But most of the readers of this site will have a reasonable knowledge of European music festivals. That said, even the spoddier amongst us have gaps in their festival knowledge. A couple of months ago, I'd never heard of Sziget, and now I know enough to just about fill a paragraph. Taking place from the 11-16th of August in Budapest, it is one of the biggest music festivals in Europe in terms of attendance. Over those six days, over 390,000 people will show up to an island on the Danube to take in a cultural experience that pitches itself somewhere between Glastonbury and Burning Man; with a diverse musical line-up and performance art lending a surreal carnivalesque atmosphere to proceedings.
This year there's a pleasingly distinct leaning towards The Metal which has led to some interesting scheduling. Mika followed by 30 Seconds to Mars on the Friday? At least the latter's extra security detail will be able to help clear the bottles away while protecting Jared Leto AT ALL COSTS. Here are a few bands that we think you might want to see if you've got the chance.
GWAR (Wednesday August 11th, 3pm Main Stage)
Talking of clearing up mess, very few festivals would have the stones to open the main stage with GWAR. Grotesque cartoon metal after lunch? Why not! Here's them coating a crowd in San Diego with a slime cannon...
Public Image Ltd (Thursday August 12th, 6pm Main Stage)
Ginger-haired butter salesman he may be, but no-one can say John Lydon hasn't been influential in shaping the sound of hundreds of bands thanks to his stints in the Pistols and PiL. Their current touring band is a little bit light on original personnel, and he may not be quite as mobile as he is below, but they're still a tough band to beat in terms of back catalogue and performance.
Nina Hagen (Saturday, 11.30pm, A38 Wan 2 Stage)
There are few artists who have straddled genres quite as successfully as Nina Hagen.
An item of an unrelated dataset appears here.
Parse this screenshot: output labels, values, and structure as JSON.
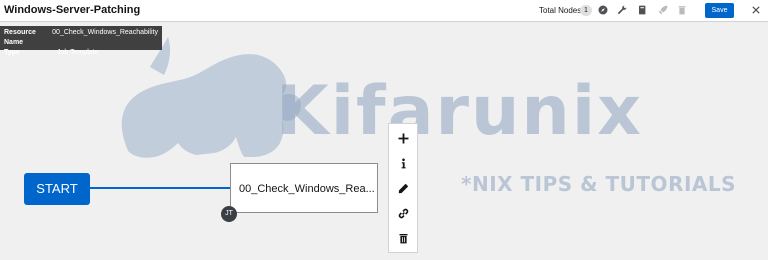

From her punk days in the seventies, stabs at techno in the Nineties, to a more recent big band swing, she's been there, and done it all. She is, by most accounts, as crazy as a shithouse rat, but is also by nature an entertainer with an incredible vocal range and is a must see.
Iron Maiden (Saturday, 9pm, Main Stage)
With a new album imminent, Iron Maiden return to Sziget to show the youngsters how Metal should be done. Expect their two hour set to include epics, galloping tempos and sing along tales of Anatidaephobia.
Monster Magnet (Sunday 7.30pm, MTV Headbangers Ball Stage)
Dave Wyndorf is a man who was inoculated from irony at a very early age, and is the only person alive who thinks setting fire to a guitar is a really good idea. He's one of rock's survivors though, and has come back from near death to bring another album of bombastic space rock to almost universal indifference. There's another one coming this year, called Mastermind. Expect the odd guitar solo, quasi-mystic lyrics, and like the stage suggests, heads to bang.